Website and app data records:
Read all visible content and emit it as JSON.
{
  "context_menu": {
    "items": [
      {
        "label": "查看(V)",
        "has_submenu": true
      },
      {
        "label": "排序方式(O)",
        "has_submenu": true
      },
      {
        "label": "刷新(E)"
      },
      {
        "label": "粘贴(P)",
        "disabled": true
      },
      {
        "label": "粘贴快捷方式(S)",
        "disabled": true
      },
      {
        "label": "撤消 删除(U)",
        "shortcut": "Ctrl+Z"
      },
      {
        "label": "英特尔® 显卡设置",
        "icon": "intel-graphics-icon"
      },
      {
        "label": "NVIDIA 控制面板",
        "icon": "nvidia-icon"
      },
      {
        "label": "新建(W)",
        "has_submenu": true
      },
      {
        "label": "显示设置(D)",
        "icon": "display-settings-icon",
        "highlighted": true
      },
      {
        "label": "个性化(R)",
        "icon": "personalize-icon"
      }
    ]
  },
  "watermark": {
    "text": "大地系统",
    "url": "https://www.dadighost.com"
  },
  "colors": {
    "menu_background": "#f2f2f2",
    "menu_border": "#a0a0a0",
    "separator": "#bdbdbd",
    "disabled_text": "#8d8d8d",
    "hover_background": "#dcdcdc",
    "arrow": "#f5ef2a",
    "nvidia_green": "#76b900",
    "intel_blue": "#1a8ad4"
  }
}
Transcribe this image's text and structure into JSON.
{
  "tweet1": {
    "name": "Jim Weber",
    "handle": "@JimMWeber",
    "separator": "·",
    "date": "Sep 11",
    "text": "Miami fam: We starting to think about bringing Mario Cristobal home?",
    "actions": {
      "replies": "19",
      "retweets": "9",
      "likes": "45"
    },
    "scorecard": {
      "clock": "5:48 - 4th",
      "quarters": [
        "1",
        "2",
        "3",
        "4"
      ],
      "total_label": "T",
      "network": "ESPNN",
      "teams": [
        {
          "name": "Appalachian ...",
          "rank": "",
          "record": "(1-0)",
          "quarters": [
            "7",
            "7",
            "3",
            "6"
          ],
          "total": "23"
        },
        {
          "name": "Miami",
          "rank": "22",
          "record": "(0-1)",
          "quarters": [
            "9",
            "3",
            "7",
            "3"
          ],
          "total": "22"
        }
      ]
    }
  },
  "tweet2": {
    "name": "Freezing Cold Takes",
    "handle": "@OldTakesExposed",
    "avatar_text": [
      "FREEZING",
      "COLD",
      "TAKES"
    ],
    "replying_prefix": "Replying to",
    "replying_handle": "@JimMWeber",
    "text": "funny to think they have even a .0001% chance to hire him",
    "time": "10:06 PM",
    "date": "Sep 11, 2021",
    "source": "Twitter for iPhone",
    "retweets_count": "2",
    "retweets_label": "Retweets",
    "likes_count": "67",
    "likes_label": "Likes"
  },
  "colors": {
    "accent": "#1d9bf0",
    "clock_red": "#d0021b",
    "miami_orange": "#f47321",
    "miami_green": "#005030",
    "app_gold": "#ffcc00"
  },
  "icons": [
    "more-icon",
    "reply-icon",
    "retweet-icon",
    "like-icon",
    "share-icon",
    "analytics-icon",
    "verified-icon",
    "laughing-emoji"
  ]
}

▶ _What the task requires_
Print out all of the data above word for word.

▶ _Reply_
Read all visible content and emit it as JSON.
{
  "context_menu": {
    "items": [
      {
        "label": "查看(V)",
        "has_submenu": true
      },
      {
        "label": "排序方式(O)",
        "has_submenu": true
      },
      {
        "label": "刷新(E)"
      },
      {
        "label": "粘贴(P)",
        "disabled": true
      },
      {
        "label": "粘贴快捷方式(S)",
        "disabled": true
      },
      {
        "label": "撤消 删除(U)",
        "shortcut": "Ctrl+Z"
      },
      {
        "label": "英特尔® 显卡设置",
        "icon": "intel-graphics-icon"
      },
      {
        "label": "NVIDIA 控制面板",
        "icon": "nvidia-icon"
      },
      {
        "label": "新建(W)",
        "has_submenu": true
      },
      {
        "label": "显示设置(D)",
        "icon": "display-settings-icon",
        "highlighted": true
      },
      {
        "label": "个性化(R)",
        "icon": "personalize-icon"
      }
    ]
  },
  "watermark": {
    "text": "大地系统",
    "url": "https://www.dadighost.com"
  },
  "colors": {
    "menu_background": "#f2f2f2",
    "menu_border": "#a0a0a0",
    "separator": "#bdbdbd",
    "disabled_text": "#8d8d8d",
    "hover_background": "#dcdcdc",
    "arrow": "#f5ef2a",
    "nvidia_green": "#76b900",
    "intel_blue": "#1a8ad4"
  }
}
Transcribe this image's text and structure into JSON.
{
  "tweet1": {
    "name": "Jim Weber",
    "handle": "@JimMWeber",
    "separator": "·",
    "date": "Sep 11",
    "text": "Miami fam: We starting to think about bringing Mario Cristobal home?",
    "actions": {
      "replies": "19",
      "retweets": "9",
      "likes": "45"
    },
    "scorecard": {
      "clock": "5:48 - 4th",
      "quarters": [
        "1",
        "2",
        "3",
        "4"
      ],
      "total_label": "T",
      "network": "ESPNN",
      "teams": [
        {
          "name": "Appalachian ...",
          "rank": "",
          "record": "(1-0)",
          "quarters": [
            "7",
            "7",
            "3",
            "6"
          ],
          "total": "23"
        },
        {
          "name": "Miami",
          "rank": "22",
          "record": "(0-1)",
          "quarters": [
            "9",
            "3",
            "7",
            "3"
          ],
          "total": "22"
        }
      ]
    }
  },
  "tweet2": {
    "name": "Freezing Cold Takes",
    "handle": "@OldTakesExposed",
    "avatar_text": [
      "FREEZING",
      "COLD",
      "TAKES"
    ],
    "replying_prefix": "Replying to",
    "replying_handle": "@JimMWeber",
    "text": "funny to think they have even a .0001% chance to hire him",
    "time": "10:06 PM",
    "date": "Sep 11, 2021",
    "source": "Twitter for iPhone",
    "retweets_count": "2",
    "retweets_label": "Retweets",
    "likes_count": "67",
    "likes_label": "Likes"
  },
  "colors": {
    "accent": "#1d9bf0",
    "clock_red": "#d0021b",
    "miami_orange": "#f47321",
    "miami_green": "#005030",
    "app_gold": "#ffcc00"
  },
  "icons": [
    "more-icon",
    "reply-icon",
    "retweet-icon",
    "like-icon",
    "share-icon",
    "analytics-icon",
    "verified-icon",
    "laughing-emoji"
  ]
}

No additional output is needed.